Yes, emitter is what I mean.
I can think of 2 reasons the instances disappeared - the render settings for the particle system are not set to the instance object; or the time settings are set for spawning a certain number over a time span, you need to make the end spawning time the same as the start spawning time and make them equal to 1 so they are all created at the beginning

The instance objects might have a rotation or initial velocity or some other property that sets their orientation, which is then causing them to appear under the mesh, but …

The one obvious thing that could be improved is to have a random orientation for the rocks, because at the moment they are all showing the same face to the camera

You could further improve the rocks by having various different instance objects.
Create ‘n’ rocks with different topology, and assign them to a group.
Then set the rendering options for the particle system to use the group instead of a single rock object.
That way there is more variety in the rocks.

Best of luck


Thanks, Martin - you’ve given me a lot of food for thought and some new avenues to try. I’m sure that with this I’ll get it right:)

Just move the pivot point of rock object to where it should touch the “ground”. By the way, the natural rocks usually a bit “grounded” to the surface.

The example I gave was possibly oversimplified - just a single rock. Got that right by moving the pivot point to just above the bottom, so it would rest nicely slightly sunken into the ground.

In my actual scene, I have a group of 5 various-sized rocks. I’ve set the individual pivot points to just above the bottoms of each, but how does the pivot point for the group as a whole work? Same thing with the trees - a group of 5 different-sized trees.

Another puzzle is the random rotation - I don’t see anywhere to confine random rotation to an axis. For instance, not very important as far as the rocks are concerned, but the rotation of the trees should be confined to the Z-axis.
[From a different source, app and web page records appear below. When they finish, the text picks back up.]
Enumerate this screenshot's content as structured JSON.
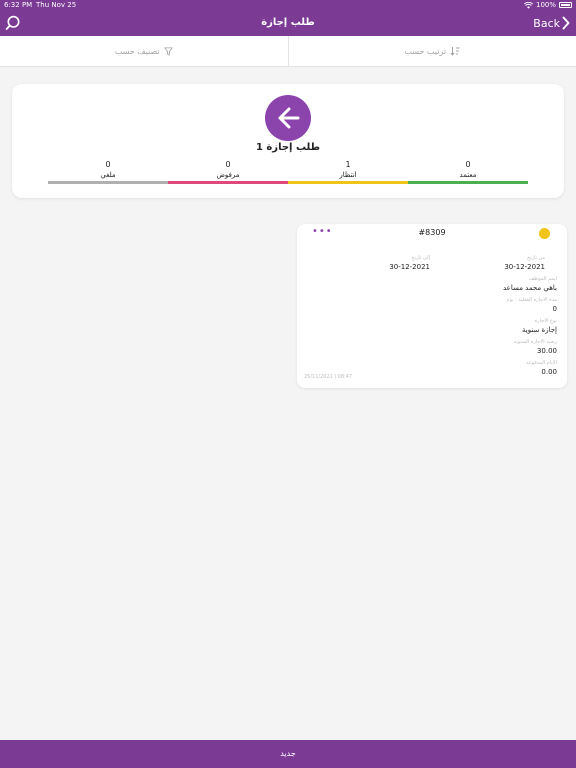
{
  "status_bar": {
    "time": "6:32 PM",
    "date": "Thu Nov 25",
    "battery": "100%"
  },
  "nav": {
    "title": "طلب إجازة",
    "back_label": "Back",
    "search_icon": "search-icon",
    "back_icon": "chevron-right-icon"
  },
  "filters": {
    "sort_label": "ترتيب حسب",
    "classify_label": "تصنيف حسب"
  },
  "summary": {
    "count_label": "1 طلب إجازة",
    "stats": [
      {
        "label": "معتمد",
        "value": "0",
        "color": "#4caf50"
      },
      {
        "label": "انتظار",
        "value": "1",
        "color": "#f0c419"
      },
      {
        "label": "مرفوض",
        "value": "0",
        "color": "#e0487a"
      },
      {
        "label": "ملغي",
        "value": "0",
        "color": "#b0b0b0"
      }
    ]
  },
  "leave_request": {
    "number": "#8309",
    "status_color": "#f0c419",
    "more_label": "•••",
    "from_label": "من تاريخ",
    "from_value": "30-12-2021",
    "to_label": "إلى تاريخ",
    "to_value": "30-12-2021",
    "employee_label": "اسم الموظف",
    "employee_value": "باهي محمد مساعد",
    "duration_label": "مدة الاجازة الفعلية : يوم",
    "duration_value": "0",
    "type_label": "نوع الاجازة",
    "type_value": "إجازة سنوية",
    "balance_label": "رصيد الاجازة السنوية",
    "balance_value": "30.00",
    "paid_days_label": "الايام المدفوعة",
    "paid_days_value": "0.00",
    "timestamp": "25/11/2021 | 08:47"
  },
  "bottom": {
    "new_label": "جديد"
  }
}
To get the hair particles to stand upright we have to go into the mesh and rotate it -90° along the X axis.

Hi riveter - yes, I’ve seen that statement made several times in tuts. When I try, the trees fly all over the place! I ascribed this to improvements made since the making of the tuts :slight_smile:

I’m not having much trouble getting the trees aligned to the surface, although, like yours, they are aligned to the normals, which is not how trees grow - they should be vertical, regardless of the angle of the normals.

My problem is more that the distribution does not adhere very well to the weighting - there are replications where the weighting is zero. The other challenge is to confine the rotations of the trees to the Z-axis, so as to get a bigger apparent variety and avoid too much of a pattern.

Something I’ve noticed in all the tuts is that when it gets to the point of controlling distribution, rotation, etc., the tutors get themselves into some confusion and play around with all sorts of settings, as if they themselves are confused by the particle system, which is why I’m trying to get the basic principles sorted.

I get the feeling that the main cause of my problems is trying to replicate groups. What I’ll try is to make one particle system per item, instead of grouping them - my initial tests seem to show that this is a lot simpler. I’ll also explore replication methods other than particle systems. From what I have read, it appears that Blender’s particle systems need a total overhaul?

Thank you for your assistance - I’ll soldier onwards:)

I too can’t get the trees to stand vertical. I also can’t figure out how to keep two trees from occurring in the same place.

Its years old problem, when particle modifier thinks “now its the time to lock rotations” you cant change them anymore. Good example is you set particle options in different order than last time (although same settings after all) and result is rotations are different.

After more searching I found what is for me the clearest explanation - the sixth video in the series. Haven’t had a chance to try yet, but it does make more sense than others I’ve seen :slight_smile:

Seems that there is a setting to make replications follow normals orientation or not - also what juhaW writes seems to be the case. I can change some settings and they have an effect, others seem to be locked.

Hopefully I can start new tomorrow, see what comes out :slight_smile: